The Hindu Family in its Urban Setting

By Aileen D. Ross

© 1961

THE POPULATION of India is made up of an infinite variety of castes, religions, and language groups, which have lived side by side, in an intricate division of labour, for thousands of years. Many customs, and much of the social structure, historically isolated from modern technological and industrial developments, have remained essentially the same. Such deeply laid patterns of behaviour do not respond easily to change.

This study analyses one of the Hindu structures-the family-which is considered by sociologists to be very resistant to change. Its purpose is to show the effect of industrial and technological change on the traditional middle- and upper-class urban Hindu family. In doing so, it will attempt to develop a sounder theoretical framework within which the many dimensions of family change can be studied.

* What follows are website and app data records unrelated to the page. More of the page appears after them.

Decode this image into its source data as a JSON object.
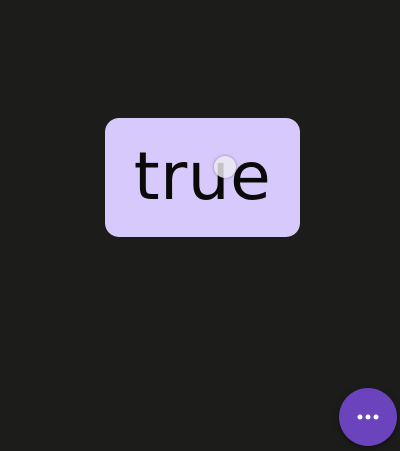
{
  "card": {
    "value": "true"
  },
  "fab": {
    "icon": "more-horizontal-icon"
  },
  "colors": {
    "background": "#1c1d1b",
    "card": "#d7c9fb",
    "fab": "#6a43bd",
    "text": "#0a0a0a"
  }
}
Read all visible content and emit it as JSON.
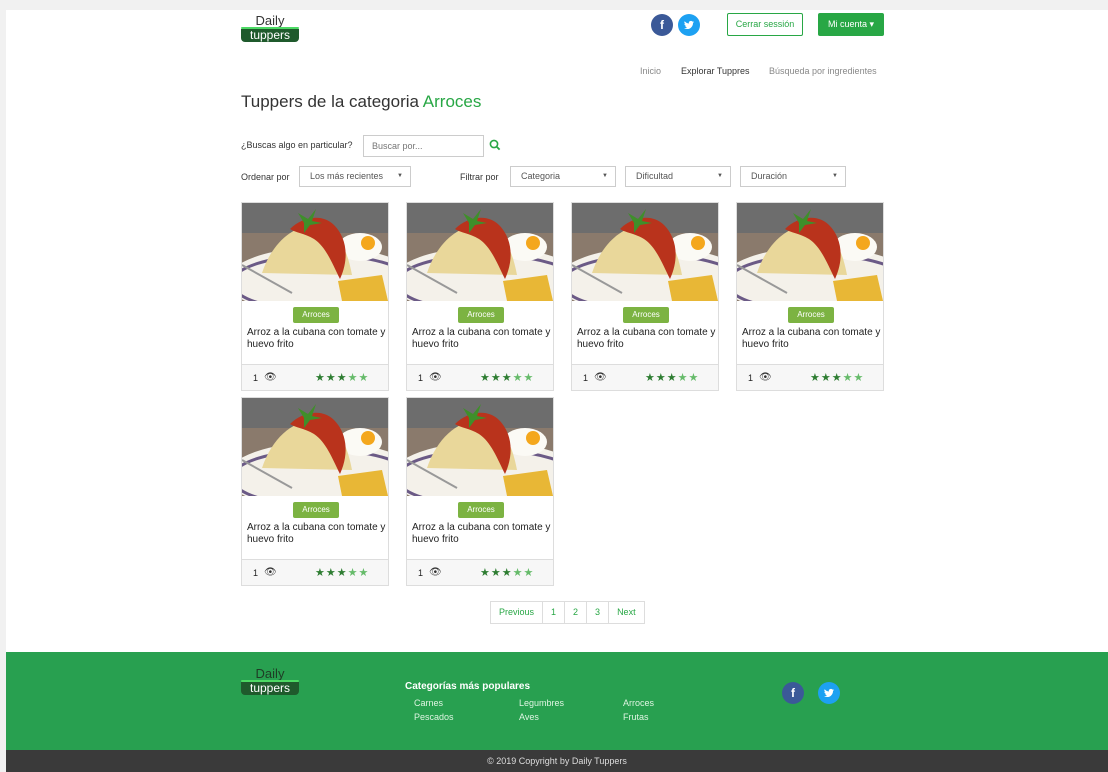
{
  "header": {
    "logo_top": "Daily",
    "logo_bottom": "tuppers",
    "facebook_glyph": "f",
    "twitter_glyph": "t",
    "logout_label": "Cerrar sessión",
    "account_label": "Mi cuenta ▾"
  },
  "nav": {
    "inicio": "Inicio",
    "explorar": "Explorar Tuppres",
    "busqueda": "Búsqueda por ingredientes"
  },
  "page": {
    "title_prefix": "Tuppers de la categoria",
    "title_category": "Arroces"
  },
  "search": {
    "label": "¿Buscas algo en particular?",
    "placeholder": "Buscar por..."
  },
  "sort": {
    "label": "Ordenar por",
    "value": "Los más recientes"
  },
  "filter": {
    "label": "Filtrar por",
    "categoria": "Categoria",
    "dificultad": "Dificultad",
    "duracion": "Duración"
  },
  "cards": [
    {
      "badge": "Arroces",
      "title": "Arroz a la cubana con tomate y huevo frito",
      "views": "1",
      "rating": 5
    },
    {
      "badge": "Arroces",
      "title": "Arroz a la cubana con tomate y huevo frito",
      "views": "1",
      "rating": 5
    },
    {
      "badge": "Arroces",
      "title": "Arroz a la cubana con tomate y huevo frito",
      "views": "1",
      "rating": 5
    },
    {
      "badge": "Arroces",
      "title": "Arroz a la cubana con tomate y huevo frito",
      "views": "1",
      "rating": 5
    },
    {
      "badge": "Arroces",
      "title": "Arroz a la cubana con tomate y huevo frito",
      "views": "1",
      "rating": 5
    },
    {
      "badge": "Arroces",
      "title": "Arroz a la cubana con tomate y huevo frito",
      "views": "1",
      "rating": 5
    }
  ],
  "pagination": {
    "previous": "Previous",
    "pages": [
      "1",
      "2",
      "3"
    ],
    "next": "Next"
  },
  "footer": {
    "logo_top": "Daily",
    "logo_bottom": "tuppers",
    "heading": "Categorías más populares",
    "categories": [
      "Carnes",
      "Legumbres",
      "Arroces",
      "Pescados",
      "Aves",
      "Frutas"
    ],
    "copyright": "© 2019 Copyright by Daily Tuppers"
  },
  "colors": {
    "brand_green": "#28a745",
    "footer_green": "#28a050",
    "badge_green": "#7cb342",
    "facebook": "#3b5998",
    "twitter": "#1da1f2"
  },
  "icons": [
    "facebook-icon",
    "twitter-icon",
    "search-icon",
    "eye-icon",
    "star-icon",
    "caret-down-icon"
  ]
}
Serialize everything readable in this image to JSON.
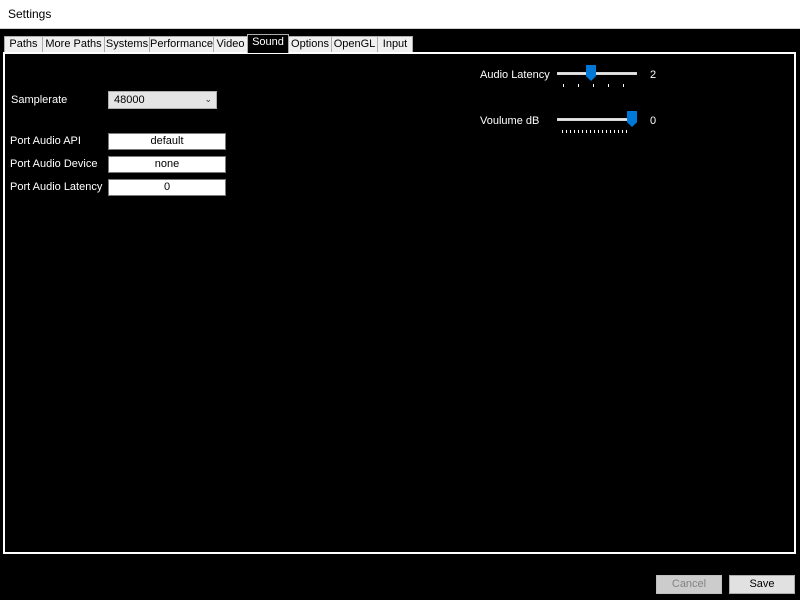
{
  "window": {
    "title": "Settings"
  },
  "tabs": [
    {
      "label": "Paths"
    },
    {
      "label": "More Paths"
    },
    {
      "label": "Systems"
    },
    {
      "label": "Performance"
    },
    {
      "label": "Video"
    },
    {
      "label": "Sound",
      "active": true
    },
    {
      "label": "Options"
    },
    {
      "label": "OpenGL"
    },
    {
      "label": "Input"
    }
  ],
  "sound": {
    "samplerate_label": "Samplerate",
    "samplerate_value": "48000",
    "port_audio_api_label": "Port Audio API",
    "port_audio_api_value": "default",
    "port_audio_device_label": "Port Audio Device",
    "port_audio_device_value": "none",
    "port_audio_latency_label": "Port Audio Latency",
    "port_audio_latency_value": "0",
    "audio_latency_label": "Audio Latency",
    "audio_latency_value": "2",
    "volume_label": "Voulume dB",
    "volume_value": "0"
  },
  "buttons": {
    "cancel": "Cancel",
    "save": "Save"
  },
  "colors": {
    "accent": "#0078d7",
    "background": "#000000"
  }
}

Up to the present, apart from a few novels and sociological studies of urban life, it has been the traditional rural joint family which has occupied the attention of students and writers. However, it is the middle- and upper-class urban families which are facing the full impact of the rapidly changing conditions which have accompanied India's growing industrialization.

Continue Reading Read Less

Product Details

  • Series: Heritage
  • World Rights
  • Page Count: 340 pages
  • Dimensions: 6.0in x 0.0in x 9.0in
  • Reviews

    "Dr. Ross deserves congratulations for this study on the urban Hindu family. Indian social scientists will be especially grateful to her for blazing a new trail … her research has not only broken new ground in the field of dynamics of family change, but also has provided a highly suggestive, interpretative, base for future follow-up studies." International Journal of Comparative Sociology

    "An excellent piece of research ... To the student of sociology as well as to the planners of development of this country, this book is a must. It goes without saying that no library can do without it. To the general reader, this presents in an easily digestible form an intensely complex subject and gives him the assistance of a bibliography should he be interested in pursuing the subject further on his own." Bharat Jyoti (Bombay)

    "Dr. Ross has provided a much-needed addition to the sociology and social anthropology of India through a highly perceptive analysis of the social position of one hundred and fifty-seven families living in Bangalore ... For the ground studied we are given a clear and detailed statement of household arrangements, kinship obligations (including those connected with family authority), the emotive tone of family life, work, education, friendship, and marriage patterns. The most enlightening section is probably that which covers the commitment of the family to work." Canadian Journal of Economics and Political Science

  • Author Information

    Aileen D. Ross is a member of the Department of Sociology and Anthropology at McGill University.